Thanks to exhaustive news coverage, just about everyone is aware of global warming these days.
Yes, there are climate deniers but most of us have a conscience and want to do something about it. If you’re a business traveller who flies abroad often and falls into the latter camp then here are some tips to take on board (but not on a plane, if you can help it):
Aviation is a big polluter of greenhouse gases. It’s not possible – or wise – to cut out flying completely but when you hear that it accounts for two per cent of global carbon emissions (according to the BBC) and that figure is expected to double by 2037, then it should certainly make you pause for thought. Question whether (a) your journey is necessary and (b) you can get there by some other means.
If there is one thing that lockdown has taught us it’s that many of those business journeys were unnecessary. Lots of training sessions and meetings were held online – and many decisions made. Zoom, Microsoft Teams and Skype were the heroes of the day, and many of us continue to use them post-lockdown.
If you do need to travel, trains and buses are far more eco-friendly than planes. Electric trains emit seven times fewer emissions than planes, and many buses these days run on biogas.
If there is no alternative but to fly because you’re going such a distance, then don’t go first class (it doesn’t make enough use of the available space) and try to avoid stop-offs. That’s because a typical four-hour flight uses up to 20 per cent of its fuel consumption just to reach cruising altitude.
As you would imagine, if there is one nation that has a term for the guilt you feel over burning aviation fuel on business and pleasure trips, it’s the Scandinavians – or the Swedes to be more precise. The term is ‘flygskam’ and translated means ‘flight shame’. It grew in popularity after environmental campaigner Greta Thunberg’s mother announced she would never fly again.
The term has been around in Sweden since 2017 and Scandinavian Airlines CEO admits they have been hit by reduced bookings as a result. Today it’s possible to work out how much carbon your journey will burn via the International Civil Aviation Organisation’s Carbon Emissions Calculator. This allows the passenger to ‘assuage their guilt’ by contributing the amount financially to an organisation that spends it on tree planting (trees absorb carbon dioxide from the environment).
Researcher Tom Crowther of @CrowtherLab says: “[forest] restoration isn’t just one of our climate change solutions, it is overwhelmingly the top one.
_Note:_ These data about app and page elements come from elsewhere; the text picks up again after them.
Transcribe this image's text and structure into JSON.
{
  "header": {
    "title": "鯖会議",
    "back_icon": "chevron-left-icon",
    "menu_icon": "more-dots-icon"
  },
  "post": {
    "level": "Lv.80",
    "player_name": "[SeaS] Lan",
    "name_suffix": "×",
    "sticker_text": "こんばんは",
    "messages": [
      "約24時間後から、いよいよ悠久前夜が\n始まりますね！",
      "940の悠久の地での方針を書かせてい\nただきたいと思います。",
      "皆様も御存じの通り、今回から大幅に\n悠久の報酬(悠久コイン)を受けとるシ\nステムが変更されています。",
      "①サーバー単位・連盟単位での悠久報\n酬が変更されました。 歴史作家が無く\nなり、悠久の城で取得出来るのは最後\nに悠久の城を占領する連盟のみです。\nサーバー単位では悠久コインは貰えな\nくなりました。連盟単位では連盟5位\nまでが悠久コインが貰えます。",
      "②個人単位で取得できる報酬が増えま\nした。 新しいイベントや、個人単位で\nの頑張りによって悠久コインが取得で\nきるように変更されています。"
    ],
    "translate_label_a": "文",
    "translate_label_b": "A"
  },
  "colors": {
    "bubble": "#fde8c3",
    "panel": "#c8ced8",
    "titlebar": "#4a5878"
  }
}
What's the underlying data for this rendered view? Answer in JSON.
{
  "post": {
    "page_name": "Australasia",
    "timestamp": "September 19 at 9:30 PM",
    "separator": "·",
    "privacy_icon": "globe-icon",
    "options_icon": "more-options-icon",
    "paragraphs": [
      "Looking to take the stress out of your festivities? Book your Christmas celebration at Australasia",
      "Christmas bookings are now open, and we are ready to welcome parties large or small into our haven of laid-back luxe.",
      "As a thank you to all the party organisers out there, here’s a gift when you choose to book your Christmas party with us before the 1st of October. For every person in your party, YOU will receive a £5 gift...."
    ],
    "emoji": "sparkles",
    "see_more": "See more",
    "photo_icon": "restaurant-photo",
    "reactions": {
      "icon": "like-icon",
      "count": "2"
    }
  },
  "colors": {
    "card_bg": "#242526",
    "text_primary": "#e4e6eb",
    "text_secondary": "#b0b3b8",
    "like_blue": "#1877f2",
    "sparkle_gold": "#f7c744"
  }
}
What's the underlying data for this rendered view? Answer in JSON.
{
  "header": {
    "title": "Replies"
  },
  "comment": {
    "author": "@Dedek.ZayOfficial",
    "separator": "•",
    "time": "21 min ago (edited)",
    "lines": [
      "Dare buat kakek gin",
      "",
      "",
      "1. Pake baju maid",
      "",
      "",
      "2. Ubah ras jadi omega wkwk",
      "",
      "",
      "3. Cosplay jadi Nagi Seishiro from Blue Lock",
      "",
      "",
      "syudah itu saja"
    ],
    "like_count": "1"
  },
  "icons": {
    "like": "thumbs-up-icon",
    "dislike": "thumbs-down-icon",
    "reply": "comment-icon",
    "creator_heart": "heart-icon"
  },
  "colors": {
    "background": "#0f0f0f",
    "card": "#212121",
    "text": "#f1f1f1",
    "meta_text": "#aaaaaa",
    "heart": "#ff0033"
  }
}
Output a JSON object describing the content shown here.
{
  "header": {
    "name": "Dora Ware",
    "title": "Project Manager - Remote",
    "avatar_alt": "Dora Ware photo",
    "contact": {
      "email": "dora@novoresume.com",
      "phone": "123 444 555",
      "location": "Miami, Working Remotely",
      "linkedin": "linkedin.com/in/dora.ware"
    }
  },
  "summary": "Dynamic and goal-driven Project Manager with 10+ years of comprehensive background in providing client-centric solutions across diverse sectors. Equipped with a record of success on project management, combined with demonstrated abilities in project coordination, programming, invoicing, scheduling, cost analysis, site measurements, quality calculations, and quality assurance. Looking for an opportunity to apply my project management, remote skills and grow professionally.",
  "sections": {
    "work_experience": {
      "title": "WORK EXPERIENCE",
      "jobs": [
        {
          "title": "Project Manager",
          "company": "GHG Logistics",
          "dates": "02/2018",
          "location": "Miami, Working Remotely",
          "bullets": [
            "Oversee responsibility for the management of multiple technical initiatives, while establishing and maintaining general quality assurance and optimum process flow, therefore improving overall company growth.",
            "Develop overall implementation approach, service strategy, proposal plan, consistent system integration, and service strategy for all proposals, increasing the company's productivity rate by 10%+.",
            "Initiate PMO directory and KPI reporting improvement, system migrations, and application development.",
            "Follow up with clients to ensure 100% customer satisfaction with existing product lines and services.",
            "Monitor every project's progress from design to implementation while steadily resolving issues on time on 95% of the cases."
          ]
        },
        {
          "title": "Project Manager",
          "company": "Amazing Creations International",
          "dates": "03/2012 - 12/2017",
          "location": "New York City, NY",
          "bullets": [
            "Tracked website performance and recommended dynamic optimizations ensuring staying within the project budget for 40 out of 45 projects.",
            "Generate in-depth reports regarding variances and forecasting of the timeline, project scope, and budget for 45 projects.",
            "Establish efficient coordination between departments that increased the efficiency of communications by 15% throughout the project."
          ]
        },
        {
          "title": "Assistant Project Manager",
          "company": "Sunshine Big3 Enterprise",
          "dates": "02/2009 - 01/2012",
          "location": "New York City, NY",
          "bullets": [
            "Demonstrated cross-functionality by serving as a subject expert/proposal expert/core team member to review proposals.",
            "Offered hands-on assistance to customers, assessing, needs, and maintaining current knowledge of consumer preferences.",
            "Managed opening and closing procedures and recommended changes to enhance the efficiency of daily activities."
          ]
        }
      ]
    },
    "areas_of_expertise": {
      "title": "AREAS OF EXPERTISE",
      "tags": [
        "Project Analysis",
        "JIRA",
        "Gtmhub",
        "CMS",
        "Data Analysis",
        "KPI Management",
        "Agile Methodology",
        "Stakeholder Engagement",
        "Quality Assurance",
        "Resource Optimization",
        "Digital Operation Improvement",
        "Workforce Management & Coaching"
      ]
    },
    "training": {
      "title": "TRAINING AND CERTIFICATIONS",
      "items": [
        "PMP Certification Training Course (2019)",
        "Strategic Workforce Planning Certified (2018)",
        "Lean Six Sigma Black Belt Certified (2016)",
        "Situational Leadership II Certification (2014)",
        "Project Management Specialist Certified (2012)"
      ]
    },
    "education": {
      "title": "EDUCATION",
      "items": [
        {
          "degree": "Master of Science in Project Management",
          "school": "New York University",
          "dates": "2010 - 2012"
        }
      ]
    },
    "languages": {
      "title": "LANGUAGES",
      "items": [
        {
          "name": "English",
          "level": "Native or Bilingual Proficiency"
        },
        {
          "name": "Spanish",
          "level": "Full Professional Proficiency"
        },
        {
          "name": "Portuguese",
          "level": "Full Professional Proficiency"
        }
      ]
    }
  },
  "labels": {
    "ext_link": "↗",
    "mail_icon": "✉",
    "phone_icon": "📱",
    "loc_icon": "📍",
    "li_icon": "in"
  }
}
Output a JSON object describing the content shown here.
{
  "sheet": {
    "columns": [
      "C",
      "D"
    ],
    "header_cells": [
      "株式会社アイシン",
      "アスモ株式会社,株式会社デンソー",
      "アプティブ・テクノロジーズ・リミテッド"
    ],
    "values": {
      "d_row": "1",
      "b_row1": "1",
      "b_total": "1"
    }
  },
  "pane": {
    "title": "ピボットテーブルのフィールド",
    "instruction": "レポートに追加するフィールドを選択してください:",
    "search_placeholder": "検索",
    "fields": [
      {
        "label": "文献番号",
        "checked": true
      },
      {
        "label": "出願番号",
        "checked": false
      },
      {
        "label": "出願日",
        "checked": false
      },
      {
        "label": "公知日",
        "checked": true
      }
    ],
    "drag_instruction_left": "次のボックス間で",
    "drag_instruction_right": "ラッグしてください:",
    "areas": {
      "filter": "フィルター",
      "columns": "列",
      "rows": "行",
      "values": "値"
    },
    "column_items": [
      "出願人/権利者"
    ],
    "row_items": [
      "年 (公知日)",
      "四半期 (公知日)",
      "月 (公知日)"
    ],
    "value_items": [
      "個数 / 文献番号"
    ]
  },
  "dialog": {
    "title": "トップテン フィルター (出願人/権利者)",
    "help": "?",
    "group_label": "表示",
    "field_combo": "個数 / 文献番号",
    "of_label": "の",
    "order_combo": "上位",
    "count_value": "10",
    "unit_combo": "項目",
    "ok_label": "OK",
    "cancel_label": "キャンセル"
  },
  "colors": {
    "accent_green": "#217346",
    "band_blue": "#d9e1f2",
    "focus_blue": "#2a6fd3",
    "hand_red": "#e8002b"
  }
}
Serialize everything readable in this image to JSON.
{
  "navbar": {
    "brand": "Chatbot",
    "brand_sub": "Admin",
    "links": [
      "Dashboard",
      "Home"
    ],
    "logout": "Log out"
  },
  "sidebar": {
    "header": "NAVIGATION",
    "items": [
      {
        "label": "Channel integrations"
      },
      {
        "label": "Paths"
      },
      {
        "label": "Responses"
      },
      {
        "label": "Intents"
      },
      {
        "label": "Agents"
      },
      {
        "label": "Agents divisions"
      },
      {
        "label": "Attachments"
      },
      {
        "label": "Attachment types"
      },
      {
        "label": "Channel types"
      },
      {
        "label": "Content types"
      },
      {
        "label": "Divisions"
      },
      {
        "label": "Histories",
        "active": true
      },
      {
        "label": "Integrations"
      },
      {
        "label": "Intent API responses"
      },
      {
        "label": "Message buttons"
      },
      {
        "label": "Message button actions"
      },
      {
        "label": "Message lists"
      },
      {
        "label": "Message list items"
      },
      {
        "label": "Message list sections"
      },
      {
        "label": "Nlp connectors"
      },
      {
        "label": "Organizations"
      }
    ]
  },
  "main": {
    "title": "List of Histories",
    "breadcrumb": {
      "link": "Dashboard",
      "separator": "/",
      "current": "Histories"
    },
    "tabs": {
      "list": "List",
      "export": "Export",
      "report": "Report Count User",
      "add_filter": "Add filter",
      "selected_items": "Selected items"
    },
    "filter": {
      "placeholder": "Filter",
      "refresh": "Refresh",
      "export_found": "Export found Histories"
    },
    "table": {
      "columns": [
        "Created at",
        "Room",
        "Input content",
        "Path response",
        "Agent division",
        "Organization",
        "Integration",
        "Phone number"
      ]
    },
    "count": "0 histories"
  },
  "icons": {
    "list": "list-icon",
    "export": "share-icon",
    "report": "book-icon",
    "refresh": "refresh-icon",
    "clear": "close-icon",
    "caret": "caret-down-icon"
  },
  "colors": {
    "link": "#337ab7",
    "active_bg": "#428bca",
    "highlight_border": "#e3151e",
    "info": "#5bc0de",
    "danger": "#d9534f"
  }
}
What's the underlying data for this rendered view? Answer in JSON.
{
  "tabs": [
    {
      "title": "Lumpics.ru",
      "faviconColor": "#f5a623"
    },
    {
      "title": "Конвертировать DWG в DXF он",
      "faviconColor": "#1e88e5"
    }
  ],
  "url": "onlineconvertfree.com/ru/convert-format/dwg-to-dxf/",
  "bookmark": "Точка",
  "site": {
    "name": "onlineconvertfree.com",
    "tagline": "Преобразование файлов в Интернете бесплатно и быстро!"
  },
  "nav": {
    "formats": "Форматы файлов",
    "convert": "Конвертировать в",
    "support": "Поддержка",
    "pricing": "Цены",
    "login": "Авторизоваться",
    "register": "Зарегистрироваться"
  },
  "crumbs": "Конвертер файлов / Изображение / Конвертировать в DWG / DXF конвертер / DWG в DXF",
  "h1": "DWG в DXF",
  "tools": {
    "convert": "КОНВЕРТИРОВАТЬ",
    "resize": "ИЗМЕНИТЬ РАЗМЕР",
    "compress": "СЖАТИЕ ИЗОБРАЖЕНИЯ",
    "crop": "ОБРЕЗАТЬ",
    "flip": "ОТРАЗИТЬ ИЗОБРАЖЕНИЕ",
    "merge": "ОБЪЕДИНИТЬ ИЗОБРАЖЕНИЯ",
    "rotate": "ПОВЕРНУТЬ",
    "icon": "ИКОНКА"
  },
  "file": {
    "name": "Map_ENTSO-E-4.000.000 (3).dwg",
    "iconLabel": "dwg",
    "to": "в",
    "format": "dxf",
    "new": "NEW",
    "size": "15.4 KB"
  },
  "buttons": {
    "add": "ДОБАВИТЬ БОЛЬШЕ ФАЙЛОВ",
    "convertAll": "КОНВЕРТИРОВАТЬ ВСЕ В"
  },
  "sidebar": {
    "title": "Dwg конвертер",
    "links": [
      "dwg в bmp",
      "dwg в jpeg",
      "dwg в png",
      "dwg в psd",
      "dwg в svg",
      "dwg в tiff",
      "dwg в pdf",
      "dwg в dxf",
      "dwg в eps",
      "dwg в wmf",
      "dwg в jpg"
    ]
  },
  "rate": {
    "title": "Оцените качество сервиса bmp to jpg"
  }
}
What blows my mind is the scale. I thought restoration would be in the top 10, but it is overwhelmingly more powerful than all of the other climate change solutions proposed.”
Incidentally, there is a follow-up term to flygskam. It’s called tågskryt, which translated means ‘train brag.’ Those who choose the train over the plane can boast about it on the Twitter hashtag of the same name.
Find more eco-travel tips at InnClusive.
Image: ESB Professional / Shutterstock.com